This album is a return to the rockin’ side of Mary Timony, a side that hasn’t been seen much on her first two solo albums. And when I say it’s rockin’, I mean that it rocks more than anything she’s done since the Pirate Prude EP. The music is much more driven and forward-moving than the spacey stuff of early Helium. Devin Campo of The Medications plays drums on this album, and he is a truly talented drummer who deftly wraps his beats around Mary’s angular, off-kilter guitar riffs. The incredibly powerful and melodic “Return to Pirates” exhibits this chemistry between the two perfectly. Mary’s curiously majestic guitar lines scamper around, while Campo hits various drums, ending with cymbal crashes at the end of each line. Then the completely victorious chorus explodes. It’s one of the most triumphant sounding choruses that Mary has ever put to tape — and it is so catchy! I thank Campo for helping to create such a gorgeous song.

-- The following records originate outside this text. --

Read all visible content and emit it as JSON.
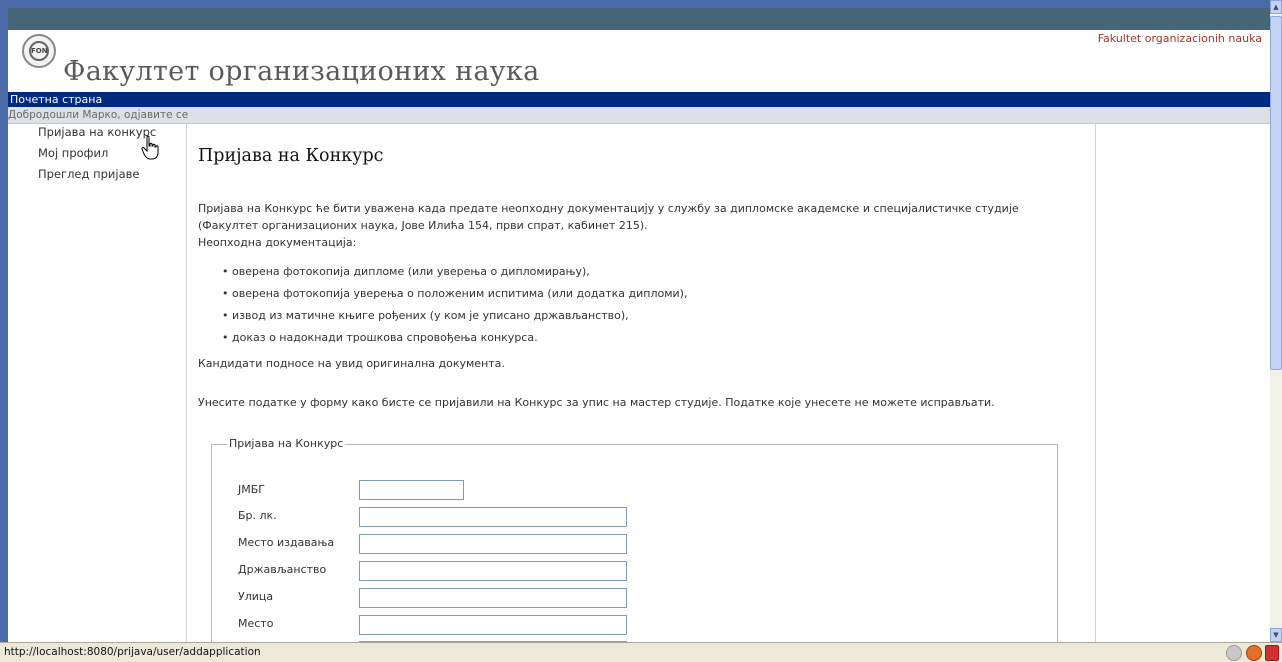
{
  "header": {
    "site_title": "Факултет организационих наука",
    "org_link": "Fakultet organizacionih nauka",
    "logo_text": "FON"
  },
  "nav": {
    "home": "Почетна страна"
  },
  "welcome": "Добродошли Марко, одјавите се",
  "sidebar": {
    "items": [
      {
        "label": "Пријава на конкурс"
      },
      {
        "label": "Мој профил"
      },
      {
        "label": "Преглед пријаве"
      }
    ]
  },
  "main": {
    "heading": "Пријава на Конкурс",
    "intro_line1": "Пријава на Конкурс ће бити уважена када предате неопходну документацију у службу за дипломске академске и специјалистичке студије",
    "intro_line2": "(Факултет организационих наука, Јове Илића 154, први спрат, кабинет 215).",
    "intro_line3": "Неопходна документација:",
    "bullets": [
      "оверена фотокопија дипломе (или уверења о дипломирању),",
      "оверена фотокопија уверења о положеним испитима (или додатка дипломи),",
      "извод из матичне књиге рођених (у ком је уписано држављанство),",
      "доказ о надокнади трошкова спровођења конкурса."
    ],
    "originals_note": "Кандидати подносе на увид оригинална документа.",
    "form_note": "Унесите податке у форму како бисте се пријавили на Конкурс за упис на мастер студије. Податке које унесете не можете исправљати."
  },
  "form": {
    "legend": "Пријава на Конкурс",
    "fields": [
      {
        "label": "ЈМБГ",
        "value": ""
      },
      {
        "label": "Бр. лк.",
        "value": ""
      },
      {
        "label": "Место издавања",
        "value": ""
      },
      {
        "label": "Држављанство",
        "value": ""
      },
      {
        "label": "Улица",
        "value": ""
      },
      {
        "label": "Место",
        "value": ""
      }
    ]
  },
  "status": {
    "url": "http://localhost:8080/prijava/user/addapplication"
  },
  "colors": {
    "nav_bar": "#002a80",
    "top_bar": "#456677",
    "org_link": "#a0362a"
  }
}
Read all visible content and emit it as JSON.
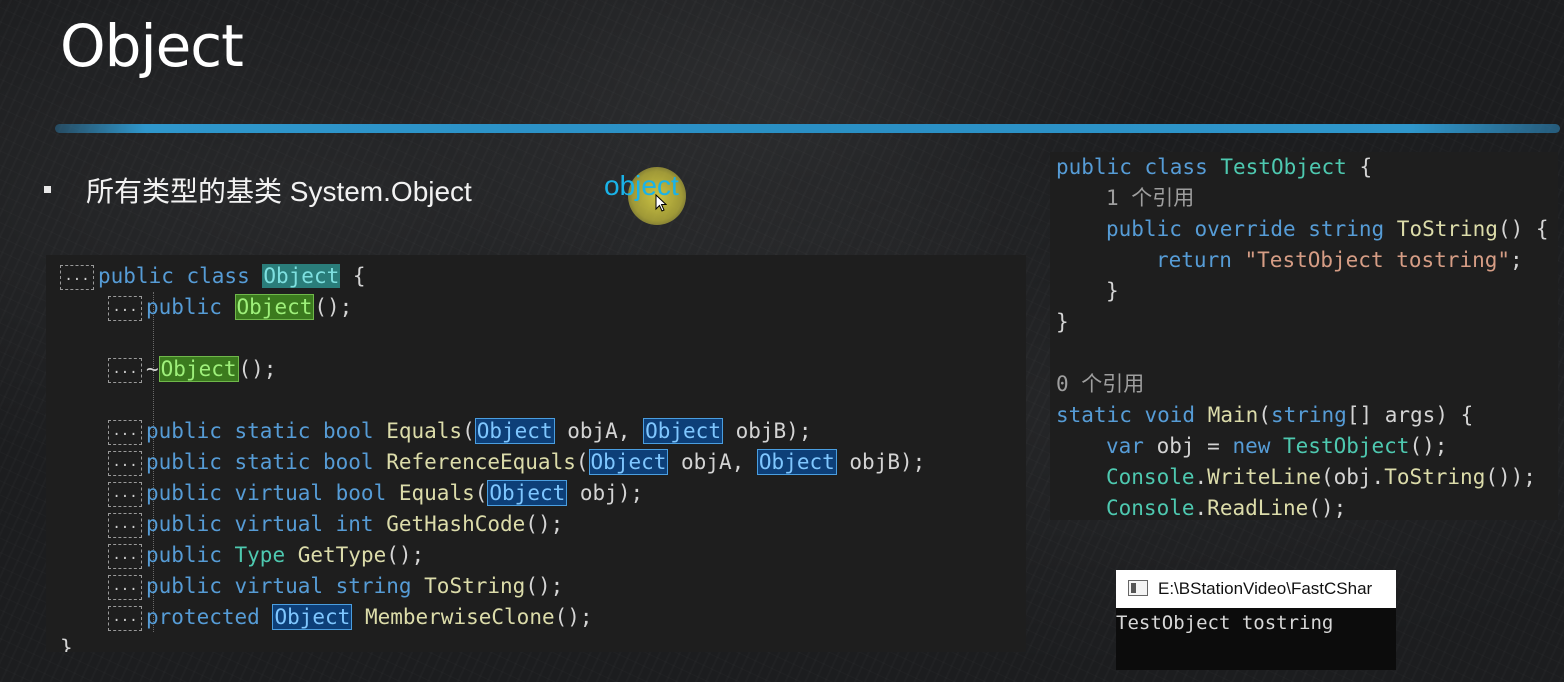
{
  "slide": {
    "title": "Object",
    "bullet": "所有类型的基类  System.Object",
    "keyword_note": "object"
  },
  "left_code": {
    "fold_marker": "...",
    "lines": [
      {
        "parts": [
          [
            "kw",
            "public class "
          ],
          [
            "hl-teal",
            "Object"
          ],
          [
            "pl",
            " {"
          ]
        ]
      },
      {
        "parts": [
          [
            "kw",
            "public "
          ],
          [
            "hl-green",
            "Object"
          ],
          [
            "pl",
            "();"
          ]
        ]
      },
      {
        "parts": []
      },
      {
        "parts": [
          [
            "pl",
            "~"
          ],
          [
            "hl-green",
            "Object"
          ],
          [
            "pl",
            "();"
          ]
        ]
      },
      {
        "parts": []
      },
      {
        "parts": [
          [
            "kw",
            "public static bool "
          ],
          [
            "fn",
            "Equals"
          ],
          [
            "pl",
            "("
          ],
          [
            "hl-blue",
            "Object"
          ],
          [
            "pl",
            " objA, "
          ],
          [
            "hl-blue",
            "Object"
          ],
          [
            "pl",
            " objB);"
          ]
        ]
      },
      {
        "parts": [
          [
            "kw",
            "public static bool "
          ],
          [
            "fn",
            "ReferenceEquals"
          ],
          [
            "pl",
            "("
          ],
          [
            "hl-blue",
            "Object"
          ],
          [
            "pl",
            " objA, "
          ],
          [
            "hl-blue",
            "Object"
          ],
          [
            "pl",
            " objB);"
          ]
        ]
      },
      {
        "parts": [
          [
            "kw",
            "public virtual bool "
          ],
          [
            "fn",
            "Equals"
          ],
          [
            "pl",
            "("
          ],
          [
            "hl-blue",
            "Object"
          ],
          [
            "pl",
            " obj);"
          ]
        ]
      },
      {
        "parts": [
          [
            "kw",
            "public virtual int "
          ],
          [
            "fn",
            "GetHashCode"
          ],
          [
            "pl",
            "();"
          ]
        ]
      },
      {
        "parts": [
          [
            "kw",
            "public "
          ],
          [
            "ty",
            "Type "
          ],
          [
            "fn",
            "GetType"
          ],
          [
            "pl",
            "();"
          ]
        ]
      },
      {
        "parts": [
          [
            "kw",
            "public virtual string "
          ],
          [
            "fn",
            "ToString"
          ],
          [
            "pl",
            "();"
          ]
        ]
      },
      {
        "parts": [
          [
            "kw",
            "protected "
          ],
          [
            "hl-blue",
            "Object"
          ],
          [
            "pl",
            " "
          ],
          [
            "fn",
            "MemberwiseClone"
          ],
          [
            "pl",
            "();"
          ]
        ]
      },
      {
        "parts": [
          [
            "pl",
            "}"
          ]
        ]
      }
    ]
  },
  "right_code": {
    "lines": [
      {
        "indent": 0,
        "parts": [
          [
            "kw",
            "public class "
          ],
          [
            "ty",
            "TestObject"
          ],
          [
            "pl",
            " {"
          ]
        ]
      },
      {
        "indent": 1,
        "parts": [
          [
            "ref",
            "1 个引用"
          ]
        ]
      },
      {
        "indent": 1,
        "parts": [
          [
            "kw",
            "public override string "
          ],
          [
            "fn",
            "ToString"
          ],
          [
            "pl",
            "() {"
          ]
        ]
      },
      {
        "indent": 2,
        "parts": [
          [
            "kw",
            "return "
          ],
          [
            "str",
            "\"TestObject tostring\""
          ],
          [
            "pl",
            ";"
          ]
        ]
      },
      {
        "indent": 1,
        "parts": [
          [
            "pl",
            "}"
          ]
        ]
      },
      {
        "indent": 0,
        "parts": [
          [
            "pl",
            "}"
          ]
        ]
      },
      {
        "indent": 0,
        "parts": []
      },
      {
        "indent": 0,
        "parts": [
          [
            "ref",
            "0 个引用"
          ]
        ]
      },
      {
        "indent": 0,
        "parts": [
          [
            "kw",
            "static void "
          ],
          [
            "fn",
            "Main"
          ],
          [
            "pl",
            "("
          ],
          [
            "kw",
            "string"
          ],
          [
            "pl",
            "[] args) {"
          ]
        ]
      },
      {
        "indent": 1,
        "parts": [
          [
            "kw",
            "var "
          ],
          [
            "pl",
            "obj = "
          ],
          [
            "kw",
            "new "
          ],
          [
            "ty",
            "TestObject"
          ],
          [
            "pl",
            "();"
          ]
        ]
      },
      {
        "indent": 1,
        "parts": [
          [
            "ty",
            "Console"
          ],
          [
            "pl",
            "."
          ],
          [
            "fn",
            "WriteLine"
          ],
          [
            "pl",
            "(obj."
          ],
          [
            "fn",
            "ToString"
          ],
          [
            "pl",
            "());"
          ]
        ]
      },
      {
        "indent": 1,
        "parts": [
          [
            "ty",
            "Console"
          ],
          [
            "pl",
            "."
          ],
          [
            "fn",
            "ReadLine"
          ],
          [
            "pl",
            "();"
          ]
        ]
      }
    ]
  },
  "console": {
    "title": "E:\\BStationVideo\\FastCShar",
    "output": "TestObject tostring"
  }
}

Campo and Timony can’t take all of the credit for Mary’s incredible sound on this album. Fugazi’s Brendan Canty recorded Ex Hex, and he seems to have made sure that the drums were not buried under Mary’s famously intriguing guitars. Simply put, never have the drums on any of Mary Timony’s previous albums been so prominent. I must admit, I really like the hard(er)-hitting Mary Timony. It gives her majesty a welcome bit of aggression.
What hasn’t changed is Mary’s flair for symbolism and irony; although, she now appears to be happy. Timony fans of old will observe that there are no black ravens mentioned here. Instead she notes that she “wants to be in the garden of love, led by a lamb and a little white dove.” Another happy bit from is from “Friend to J.C”: “Well, things are pretty good, because they’re not bad enough to be called bad.” Mary has seemingly rid herself of the demons that surrounded her while making 2002’s The Golden Dove. There is very little gloom, and plenty of celebration. These words from “W.O.W.” are pretty telling of her current state of mind: “‘Do you think that you are sick/No I am not sick/Once I was dying and then I talked to you/now the seasons grow and the trees are in bloom.” It’s nice to hear that life is better for Mary.
Lookout! Records: www.lookoutrecords.com